faith in action

To be made new

Nica Sy is interning at Church World Service a part of Church and Society's Ethnic Young Adult internship program. She reflects on her first week in Washington, D.C.

As expected, my first week in Washington, D.C., was full of learning and experiencing new things. New places, new people, new ways of living.

However, some of this newness was unexpected. I was met with ideas that I had not yet encountered. I was put in a type of workplace I had never experienced. I was immersed in an environment that was as far away from my own — both culturally and geographically — as I had ever been.

After arriving at Ronald Reagan International Airport, I stepped outside, struggling to drag along three suitcases and a backpack. I waited for my Uber. It was 11 p.m., and I stood and watched the many taxis and rideshare cars speed past. Although I was used to airport pick-ups, the honking caught me off guard.

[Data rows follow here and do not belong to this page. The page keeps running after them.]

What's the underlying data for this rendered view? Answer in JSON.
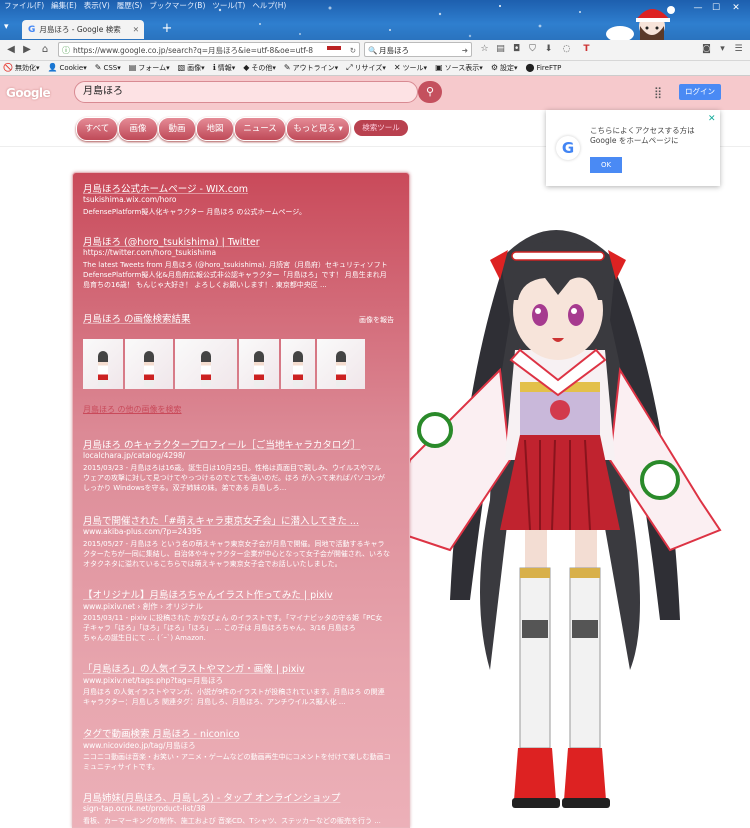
{
  "browser": {
    "menu": [
      "ファイル(F)",
      "編集(E)",
      "表示(V)",
      "履歴(S)",
      "ブックマーク(B)",
      "ツール(T)",
      "ヘルプ(H)"
    ],
    "tab_title": "月島ほろ - Google 検索",
    "url": "https://www.google.co.jp/search?q=月島ほろ&ie=utf-8&oe=utf-8",
    "search_value": "月島ほろ",
    "bookmarks": [
      {
        "icon": "🚫",
        "label": "無効化▾"
      },
      {
        "icon": "👤",
        "label": "Cookie▾"
      },
      {
        "icon": "✎",
        "label": "CSS▾"
      },
      {
        "icon": "▤",
        "label": "フォーム▾"
      },
      {
        "icon": "▧",
        "label": "画像▾"
      },
      {
        "icon": "ℹ",
        "label": "情報▾"
      },
      {
        "icon": "◆",
        "label": "その他▾"
      },
      {
        "icon": "✎",
        "label": "アウトライン▾"
      },
      {
        "icon": "⤢",
        "label": "リサイズ▾"
      },
      {
        "icon": "✕",
        "label": "ツール▾"
      },
      {
        "icon": "▣",
        "label": "ソース表示▾"
      },
      {
        "icon": "⚙",
        "label": "設定▾"
      },
      {
        "icon": "⬤",
        "label": "FireFTP"
      }
    ]
  },
  "google": {
    "logo": "Google",
    "query": "月島ほろ",
    "login": "ログイン",
    "tabs": [
      "すべて",
      "画像",
      "動画",
      "地図",
      "ニュース",
      "もっと見る ▾"
    ],
    "tools": "検索ツール",
    "popup": {
      "text": "こちらによくアクセスする方は Google をホームページに",
      "ok": "OK"
    }
  },
  "results": [
    {
      "title": "月島ほろ公式ホームページ - WIX.com",
      "url": "tsukishima.wix.com/horo",
      "snippet": [
        "DefensePlatform擬人化キャラクター 月島ほろ の公式ホームページ。"
      ]
    },
    {
      "title": "月島ほろ (@horo_tsukishima) | Twitter",
      "url": "https://twitter.com/horo_tsukishima",
      "snippet": [
        "The latest Tweets from 月島ほろ (@horo_tsukishima). 月読宮（月島府）セキュリティソフト",
        "DefensePlatform擬人化&月島府広報公式非公認キャラクター「月島ほろ」です！ 月島生まれ月",
        "島育ちの16歳！ もんじゃ大好き！ よろしくお願いします！. 東京都中央区 ..."
      ]
    },
    {
      "title": "月島ほろ のキャラクタープロフィール［ご当地キャラカタログ］",
      "url": "localchara.jp/catalog/4298/",
      "snippet": [
        "2015/03/23 - 月島ほろは16歳。誕生日は10月25日。性格は真面目で親しみ、ウイルスやマル",
        "ウェアの攻撃に対して見つけてやっつけるのでとても強いのだ。ほろ が入って来ればパソコンが",
        "しっかり Windowsを守る。双子姉妹の妹。弟である 月島しろ..."
      ]
    },
    {
      "title": "月島で開催された「#萌えキャラ東京女子会」に潜入してきた ...",
      "url": "www.akiba-plus.com/?p=24395",
      "snippet": [
        "2015/05/27 - 月島ほろ という名の萌えキャラ東京女子会が月島で開催。同地で活動するキャラ",
        "クターたちが一同に集結し、自治体やキャラクター企業が中心となって女子会が開催され、いろな",
        "オタクネタに溢れているこちらでは萌えキャラ東京女子会でお話しいたしました。"
      ]
    },
    {
      "title": "【オリジナル】月島ほろちゃんイラスト作ってみた | pixiv",
      "url": "www.pixiv.net › 創作 › オリジナル",
      "snippet": [
        "2015/03/11 - pixiv に投稿された かなぴょん のイラストです。「マイナビッタの守る姫「PC女",
        "子キャラ「ほろ」「ほろ」「ほろ」「ほろ」 ... この子は 月島ほろちゃん、3/16 月島ほろ",
        "ちゃんの誕生日にて ... (´ｰ`) Amazon."
      ]
    },
    {
      "title": "「月島ほろ」の人気イラストやマンガ・画像 | pixiv",
      "url": "www.pixiv.net/tags.php?tag=月島ほろ",
      "snippet": [
        "月島ほろ の人気イラストやマンガ、小説が9件のイラストが投稿されています。月島ほろ の関連",
        "キャラクター：月島しろ 関連タグ：月島しろ、月島ほろ、アンチウイルス擬人化 ..."
      ]
    },
    {
      "title": "タグで動画検索 月島ほろ - niconico",
      "url": "www.nicovideo.jp/tag/月島ほろ",
      "snippet": [
        "ニコニコ動画は音楽・お笑い・アニメ・ゲームなどの動画再生中にコメントを付けて楽しむ動画コ",
        "ミュニティサイトです。"
      ]
    },
    {
      "title": "月島姉妹(月島ほろ、月島しろ) - タップ オンラインショップ",
      "url": "sign-tap.ocnk.net/product-list/38",
      "snippet": [
        "看板、カーマーキングの制作、施工および 音楽CD、Tシャツ、ステッカーなどの販売を行う ..."
      ]
    }
  ],
  "image_section": {
    "title": "月島ほろ の画像検索結果",
    "more": "画像を報告",
    "link": "月島ほろ の他の画像を検索"
  }
}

My first day at Church World Service felt like another new world, within the one I had just stepped into. Despite my experience in social justice and community organizing on a local level, this was my first time being introduced to justice in the realm of policy. My first day was filled with conference calls, meetings, and terms I had never heard of (e.g., MOCs and queen of the hill). Moreover, I had never even witnessed what it takes to be a part of a nonprofit organization. The constant, on-the-go environment often leaves you out of breath.

One of the most inspiring parts of this week was the newness of interfaith organizing. The Church World Service staff and interns come from a diverse set of faith backgrounds, and they come together to uplift people of all backgrounds as well. The interfaith aspect sets this experience apart, as most of my previous justice work comes from a United Methodist environment. I truly look forward to growing my knowledge of other faiths and religious practices.

This week has been filled with nothing but new, both expected (i.e., living “on my own” for the first time) and unexpected (realizing how long it takes to travel 1 mile when you don’t have a car). My hope is that through the newness of my experiences in these eight weeks, I too will be made new.

Editor’s note: This reflection first appeared on the Ethnic Young Adult program’s blog. It has been edited slightly for publication here.